There's really no time to lose because the former host of a reality television show is really moving into the White House. That means we've got our work cut out to "keep America great" — or at least pretty good. The country's far from perfect, but we've been headed in the right direction these past eight years. We're finally talking seriously about police brutality and unjustified killings of black Americans. Trans Americans are protected on a national level for the first time ever. Dreamers can get jobs and stop worrying about deportation.

Or at least they could. On Friday, all that potentially changes. Instead of a supporter of progress running the country, we have Trump. So, first things first: We need to do all the things we didn't do before the election, to get Democrats in power everywhere. We need to step up our organization at the local, state, and national level. Work with nonprofits but don't forget the political side, too.

Remember the 2010 election? Just two years after electing Barack Obama to the presidency, we let the GOP take control of the House. That majority hasn't turned back in part because of redistricting at the state level. We need to turn states blue in preparation of the redistricting that will happen after the 2020 census. The presidency is important, but we need progressive candidates to win at all levels of government. That can only happen with your enthusiasm and everyone pitching in together to make it happen.

The presidency obviously matters though. If you're still with her, you won't have forgotten that a majority of Americans cast a ballot for Hillary Clinton. We can win again, and it will be more likely if we use the popular vote to do so. Two elections in two decades the Republicans won with this old, racist electoral system even though the people supported the Democrat. Organize in your state to pass a National Popular Vote bill. This is the best way to reform the system, and it doesn't need a constitutional amendment.

That's the bare minimum that we need to do when a Republican wins. It's what we should have been doing it since 2008 but we didn't. Now it's time to step up. But don't act like we just inaugurated John Kasich, either. Trump is not normal. It's not enough to win the House in 2018 and kick him out of office in 2020. He can do real damage in the intervening years.

As Maya Angelou told Oprah, "When people show you who they are, believe them." Trump spent the election telling us what he thought about minorities, particularly Mexican and Muslim Americans. He's also started insulting the nation's journalists, tweeted out accusations of "fake news," and talked about making it easier for politicians to sue the press.

So rather than wait and see if Trump pivots back toward unity, as a president for all Americans — as Kellyanne Conway keeps promising — we need to prepare for when he isn't. If we let him show his true colors, it may be too late. The press corps could already be kicked out of the White House and his controversial cabinet picks could be hard at work undoing all Obama's hard work on the climate, health care access, and you name it — all without the press as a watchdog.

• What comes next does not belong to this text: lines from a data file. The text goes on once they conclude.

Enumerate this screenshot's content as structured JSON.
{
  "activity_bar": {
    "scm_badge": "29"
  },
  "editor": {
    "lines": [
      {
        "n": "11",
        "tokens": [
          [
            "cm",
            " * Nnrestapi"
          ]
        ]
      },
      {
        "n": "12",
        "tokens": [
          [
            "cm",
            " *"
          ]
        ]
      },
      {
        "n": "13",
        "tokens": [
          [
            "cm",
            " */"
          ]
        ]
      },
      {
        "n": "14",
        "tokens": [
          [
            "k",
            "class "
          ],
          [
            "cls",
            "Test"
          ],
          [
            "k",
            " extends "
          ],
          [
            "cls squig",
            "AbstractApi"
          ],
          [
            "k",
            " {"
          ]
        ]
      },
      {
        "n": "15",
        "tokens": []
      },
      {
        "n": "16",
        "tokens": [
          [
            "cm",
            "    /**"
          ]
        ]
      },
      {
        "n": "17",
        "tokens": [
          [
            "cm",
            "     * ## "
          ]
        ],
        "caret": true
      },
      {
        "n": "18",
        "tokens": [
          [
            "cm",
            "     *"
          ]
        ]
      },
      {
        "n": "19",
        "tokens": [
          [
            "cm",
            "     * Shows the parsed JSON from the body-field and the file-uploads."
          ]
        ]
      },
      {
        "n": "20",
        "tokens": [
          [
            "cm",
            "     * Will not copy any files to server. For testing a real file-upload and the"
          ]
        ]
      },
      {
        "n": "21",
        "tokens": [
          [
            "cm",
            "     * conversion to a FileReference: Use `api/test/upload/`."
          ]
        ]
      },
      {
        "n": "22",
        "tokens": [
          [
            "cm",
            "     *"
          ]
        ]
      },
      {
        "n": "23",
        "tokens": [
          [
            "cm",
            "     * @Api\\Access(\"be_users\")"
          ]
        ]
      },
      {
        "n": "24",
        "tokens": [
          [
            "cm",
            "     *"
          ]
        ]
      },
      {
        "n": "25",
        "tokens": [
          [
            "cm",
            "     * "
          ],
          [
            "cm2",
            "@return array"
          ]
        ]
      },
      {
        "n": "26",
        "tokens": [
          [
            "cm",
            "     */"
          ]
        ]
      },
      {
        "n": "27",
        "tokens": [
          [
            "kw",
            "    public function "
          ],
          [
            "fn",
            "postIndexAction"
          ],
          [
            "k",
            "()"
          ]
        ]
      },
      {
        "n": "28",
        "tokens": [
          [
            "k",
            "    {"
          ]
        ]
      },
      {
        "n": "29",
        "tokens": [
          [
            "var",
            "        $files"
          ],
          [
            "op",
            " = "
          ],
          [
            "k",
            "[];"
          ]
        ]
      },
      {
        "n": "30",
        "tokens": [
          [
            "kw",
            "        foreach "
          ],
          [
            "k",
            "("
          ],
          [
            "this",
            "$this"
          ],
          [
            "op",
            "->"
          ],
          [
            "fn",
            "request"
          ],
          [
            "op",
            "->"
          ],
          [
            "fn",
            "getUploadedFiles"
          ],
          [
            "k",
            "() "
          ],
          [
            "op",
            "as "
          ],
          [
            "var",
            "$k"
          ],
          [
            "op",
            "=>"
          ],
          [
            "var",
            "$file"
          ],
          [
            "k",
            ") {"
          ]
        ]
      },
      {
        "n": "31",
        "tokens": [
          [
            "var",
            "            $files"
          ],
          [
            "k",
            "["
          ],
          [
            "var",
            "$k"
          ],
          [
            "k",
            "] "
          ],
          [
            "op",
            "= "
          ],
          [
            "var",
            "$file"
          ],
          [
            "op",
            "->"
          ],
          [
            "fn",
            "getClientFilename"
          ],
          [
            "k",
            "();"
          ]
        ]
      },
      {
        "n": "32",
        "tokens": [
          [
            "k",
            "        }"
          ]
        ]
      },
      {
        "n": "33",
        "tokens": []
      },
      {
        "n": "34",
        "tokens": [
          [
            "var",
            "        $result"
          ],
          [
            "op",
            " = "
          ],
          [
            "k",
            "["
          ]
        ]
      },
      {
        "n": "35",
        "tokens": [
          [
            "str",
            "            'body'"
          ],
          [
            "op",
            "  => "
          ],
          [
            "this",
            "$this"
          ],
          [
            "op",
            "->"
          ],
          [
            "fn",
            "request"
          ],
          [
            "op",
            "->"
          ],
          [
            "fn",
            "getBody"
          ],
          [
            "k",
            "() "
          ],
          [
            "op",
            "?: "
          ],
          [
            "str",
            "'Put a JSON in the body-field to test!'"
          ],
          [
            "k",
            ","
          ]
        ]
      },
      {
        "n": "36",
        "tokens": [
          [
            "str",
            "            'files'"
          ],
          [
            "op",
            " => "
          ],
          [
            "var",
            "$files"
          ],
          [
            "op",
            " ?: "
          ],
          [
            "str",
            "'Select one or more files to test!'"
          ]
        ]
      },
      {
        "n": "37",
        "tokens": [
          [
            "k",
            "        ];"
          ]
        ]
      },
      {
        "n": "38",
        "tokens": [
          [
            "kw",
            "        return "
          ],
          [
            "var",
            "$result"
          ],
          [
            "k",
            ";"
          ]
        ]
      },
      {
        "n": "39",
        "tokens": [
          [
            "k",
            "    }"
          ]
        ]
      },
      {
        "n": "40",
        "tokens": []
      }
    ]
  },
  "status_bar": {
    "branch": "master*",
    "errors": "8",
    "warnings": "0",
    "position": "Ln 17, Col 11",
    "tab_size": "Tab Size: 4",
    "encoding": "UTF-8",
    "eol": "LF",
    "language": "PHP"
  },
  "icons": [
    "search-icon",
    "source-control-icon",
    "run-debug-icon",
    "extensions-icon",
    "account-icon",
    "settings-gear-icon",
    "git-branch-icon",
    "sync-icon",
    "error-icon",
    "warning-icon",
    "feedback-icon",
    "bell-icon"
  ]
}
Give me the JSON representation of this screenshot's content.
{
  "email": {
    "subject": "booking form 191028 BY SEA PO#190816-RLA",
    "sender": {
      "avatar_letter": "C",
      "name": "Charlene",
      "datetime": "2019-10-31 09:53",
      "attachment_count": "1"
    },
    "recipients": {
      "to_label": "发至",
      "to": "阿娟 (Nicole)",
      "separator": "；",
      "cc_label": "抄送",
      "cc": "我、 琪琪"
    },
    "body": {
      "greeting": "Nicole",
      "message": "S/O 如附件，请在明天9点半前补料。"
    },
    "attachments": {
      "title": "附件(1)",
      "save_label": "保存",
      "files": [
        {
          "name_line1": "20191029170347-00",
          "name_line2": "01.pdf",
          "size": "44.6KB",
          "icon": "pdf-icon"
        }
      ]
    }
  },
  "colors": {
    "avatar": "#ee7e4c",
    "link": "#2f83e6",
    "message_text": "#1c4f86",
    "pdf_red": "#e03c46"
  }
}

So in addition to organizing to get Trump and the GOP out of driver's seat in Washington, consider how you can resist in the meantime. Use social media, call your senators and representatives, and go to protests. Consider giving a percentage of your income each month to a charity that protects the civil rights of your fellow citizens (and not-yet citizens) because the Justice Department might not anymore. Make yourself a social justice reading list and stick with it. Talk to everyone you know all the time about doing the same.

Don't for one second buy into Trumpism — and help remind others that they shouldn't either. This is not a complete list of solutions or acts of resistance — you, and those around you will come up with more. That's how we get through this. Not to borrow too much from Clinton's campaign, but we truly are "stronger together." Make your own network of progressive thinkers, mesh it with your community, and create a movement.

That's what we do now. So get to work.